Books build better brains! Reach Out and Read encourages all parents
to make reading with their children part of their daily routine.

Tips for Selecting the Best Books for Your Kids

These guidelines detail the kinds of books that are most suitable for children of different age groups. You can also download Reach Out and Read’s Annotated Book List for Children for a list of doctor-recommended books for children of all ages.

  • Board books with photos of babies
  • Brightly-colored board books to touch and taste
  • Books with pictures of familiar objects like balls and bottles
  • Small books sized for small hands
  • Sturdy board books they can handle and carry
  • Books with photos and pictures of children doing familiar things such as sleeping, eating, and playing
  • Goodnight books for bedtime
  • Books about saying goodbye and hello
  • Books with only a few words on the page
  • Books with simple rhymes or predictable text
  • Books with board pages and books with paper pages
  • Books that are silly and funny
  • Books with rhymes, rhythms, and repetitions they can learn by heart
  • Books about children and families
  • Books about making friends
  • Books about food
  • Books about animals
  • Books about trucks
  • Word books

General Tips

  • Make reading part of every day, even for just a few minutes.
  • Have fun.
  • Talk about the pictures. You do not have to read the book to tell a story.
  • Let your child turn the pages.
  • Show your child the cover page. Explain what the story is about.
  • Run your finger along the words as you read them.
  • Silly sounds, especially animal sounds, are fun to make.
  • Choose books about events in your child’s life such as starting preschool, going to the dentist, getting a new pet, or moving to a new home.
  • Make the story come alive. Create voices for the story characters.
  • Ask questions about the story. What do you think will happen next? What is this?
  • Let your child ask questions about the story. Talk about familiar activities and objects.
  • Let your child retell the story.
  • Visit your local library often.

Hold your baby on your lap while you read.
Babies like…

  • board books;
  • pictures of babies;
  • rhymes and songs from the same book over and over;
  • and when you point at pictures – this is how babies learn!

Let your toddler move around while you are reading.
Name the pictures – this is how toddlers learn new words.
Read labels and signs wherever you go.
Toddlers like …

  • the same book over and over;
  • a book at bedtime;
  • to choose and hold the book;
  • books about food, trucks, animals, and children;
  • and books with a few words.

Read labels and signs wherever you go.
Keep different books around the house and let your child choose.
Two-year-olds like …

  • to help turn the pages;
  • to fill in the words in a story they know;
  • to point and name pictures;
  • to hear the same book over and over;
  • books that are silly;
  • and animal books and animal noises.
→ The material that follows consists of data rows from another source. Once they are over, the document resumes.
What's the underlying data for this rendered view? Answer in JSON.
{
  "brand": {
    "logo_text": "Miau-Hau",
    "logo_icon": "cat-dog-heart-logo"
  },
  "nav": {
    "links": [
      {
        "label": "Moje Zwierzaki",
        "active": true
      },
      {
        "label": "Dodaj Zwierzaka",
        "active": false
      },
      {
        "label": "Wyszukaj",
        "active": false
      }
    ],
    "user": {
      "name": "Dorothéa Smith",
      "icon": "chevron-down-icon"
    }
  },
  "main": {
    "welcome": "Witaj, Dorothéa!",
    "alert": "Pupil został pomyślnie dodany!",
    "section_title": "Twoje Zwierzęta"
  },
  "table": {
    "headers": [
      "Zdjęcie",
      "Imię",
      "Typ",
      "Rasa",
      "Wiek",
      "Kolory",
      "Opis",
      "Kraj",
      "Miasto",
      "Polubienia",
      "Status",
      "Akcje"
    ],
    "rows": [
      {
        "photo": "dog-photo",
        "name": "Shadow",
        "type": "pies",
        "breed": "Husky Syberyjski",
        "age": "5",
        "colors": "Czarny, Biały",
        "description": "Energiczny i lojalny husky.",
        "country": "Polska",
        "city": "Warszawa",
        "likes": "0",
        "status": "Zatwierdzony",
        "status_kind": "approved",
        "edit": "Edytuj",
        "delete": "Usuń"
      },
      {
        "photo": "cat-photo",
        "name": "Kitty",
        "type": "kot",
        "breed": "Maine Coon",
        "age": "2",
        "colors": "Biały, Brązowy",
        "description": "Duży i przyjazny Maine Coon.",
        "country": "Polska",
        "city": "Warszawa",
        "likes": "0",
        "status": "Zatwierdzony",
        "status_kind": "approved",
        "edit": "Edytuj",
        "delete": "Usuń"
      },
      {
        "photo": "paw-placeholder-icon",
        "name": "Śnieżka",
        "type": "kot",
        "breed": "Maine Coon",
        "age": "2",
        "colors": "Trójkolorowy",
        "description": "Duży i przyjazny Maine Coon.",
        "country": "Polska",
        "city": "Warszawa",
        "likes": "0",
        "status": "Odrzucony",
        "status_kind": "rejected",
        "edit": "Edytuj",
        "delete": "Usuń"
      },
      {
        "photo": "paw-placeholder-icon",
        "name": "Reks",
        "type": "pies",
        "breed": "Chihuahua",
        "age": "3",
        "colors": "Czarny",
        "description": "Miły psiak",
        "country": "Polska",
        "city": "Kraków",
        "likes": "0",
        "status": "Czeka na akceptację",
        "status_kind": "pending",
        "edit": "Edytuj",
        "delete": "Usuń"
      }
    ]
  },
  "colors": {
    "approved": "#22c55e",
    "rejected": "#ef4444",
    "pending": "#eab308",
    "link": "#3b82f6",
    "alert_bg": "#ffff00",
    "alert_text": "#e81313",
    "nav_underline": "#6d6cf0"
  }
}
Have your child sit close or on your lap while reading.
Ask questions about the story.
Let your child tell you stories.
Make weekly visits to the children’s room at the library so your child can choose more books.
Children like …

  • longer books that tell stories;
  • books without words;
  • alphabet and counting books;
  • books about families, friends, and going to school;
  • and a book at bedtime.

Reach Out and Read’s well-known chart, MILESTONES OF EARLY LITERACY DEVELOPMENT, offers information – in an easy-to-read grid – on the developmental stages (both motor and cognitive) that lay the foundation for learning to read. Targeted to ages 6 months through 5 years, the MILESTONES include tips and guidance for healthcare providers, parents, and caregivers on choosing books and reading aloud to children at different ages.